Nugget grunted and sat up beside her. His heavy tail thumped the ground as she leaned against him. They were a family now. The three of them. A tear trickled down her cheek, fueled by an overwhelming hollowness inside her. The image of Ma and Melissa lying intertwined on the cabin floor remained seared in her mind. She’d watched desperately for some sign of life in their limp forms. Yet their sunken chests hadn’t stirred. It had all happened so fast.
The creak of a wagon curtailed her thoughts. She dried her eyes on her sleeve as Pastor Brody brought the team to a halt beside her. What would she have done without him? His calming presence had given her renewed strength.
He hopped down and knelt next to her father. “Let’s see if we can get him in without any more damage.”
Looping his arms through Pa’s, he hauled him to the edge of the wagon and climbed in.
Becky took a firm hold on Pa’s legs, her eyes never leaving his face as she helped slide him into the wagon bed. The kind pastor pillowed Pa’s head with a blanket and gathered straw around him to cushion his ride.
A cooling breeze caressed Becky’s cheeks as she moved to the side of the wagon. Pa’s ashen complexion stirred unwanted angst within her. He looked so weak. Would he survive the trip?
Pastor Brody hopped from the wagon bed and helped her onto the seat. “Take it slow and easy. A rough ride would do more harm than the time it’d spare you.”
He slid Pa’s muzzleloader onto the floorboard, locking his eyes onto hers. “Be careful.”
“You’re not coming?”
“I’ll be along, once I tend to things here.” He lifted his hat and raked a hand through his chestnut hair, shifting his dark eyes to the cabin remains. Understanding washed over Becky. Of course. He intended to lay their loved ones to rest. No telling what would become of their bodies if left unattended, even for a night. A proper burial would have to wait.
“Thank you.” She reached a hand down, moisture pooling in her eyes.
With a slow nod, he wrapped her hand in his. “God be with you.”
Turning, she released the brake, a lump rising in her throat. Fatigue tore at her muscles. Could she manage the five-mile trip alone?
Nugget’s raspy bark sounded below. Doubtless, he didn’t want to be left behind. Pastor Brody lifted the old dog onto the wagon seat, and Becky stroked his rough coat. Somehow, having him at her side offered her a sense of security. She gave Pastor Brody a gentle nod. If there was one redeeming element in this appalling day, it was the chance meeting with the pastor. Strange he’d happened by so soon after the storm.

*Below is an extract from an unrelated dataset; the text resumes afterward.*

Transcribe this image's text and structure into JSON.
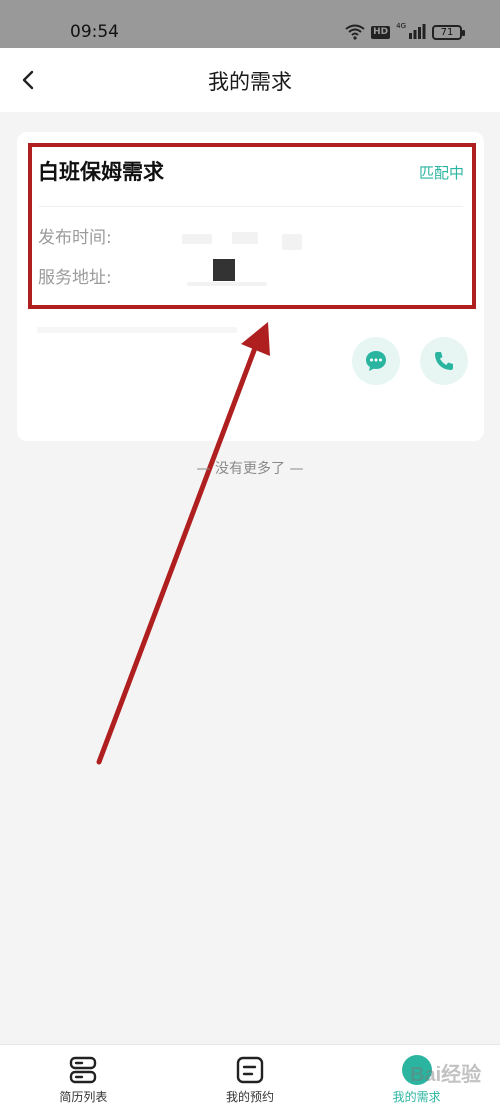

At one time, she would have credited it to the Lord.
But not now. Not after He’d abandoned them.
The western sky turned fiery red as the sun dipped low on the horizon. She would need every stitch of daylight for the long trek to town. Taking a firm grip on the reins, she struck them across the horses’ rumps. As she guided them onto the muddy path, the memory of Pastor Brody’s warning to take it slow squelched her urge to press them faster.
A glance back at Pa’s motionless form sent a wave of unease rippling through her. Such a long way. Would he make it?
Everything in her longed to cry out to the Lord. But why should she? He’d failed her.
She squared her shoulders, tightening her hold on the reins. From now on, she’d trust only herself.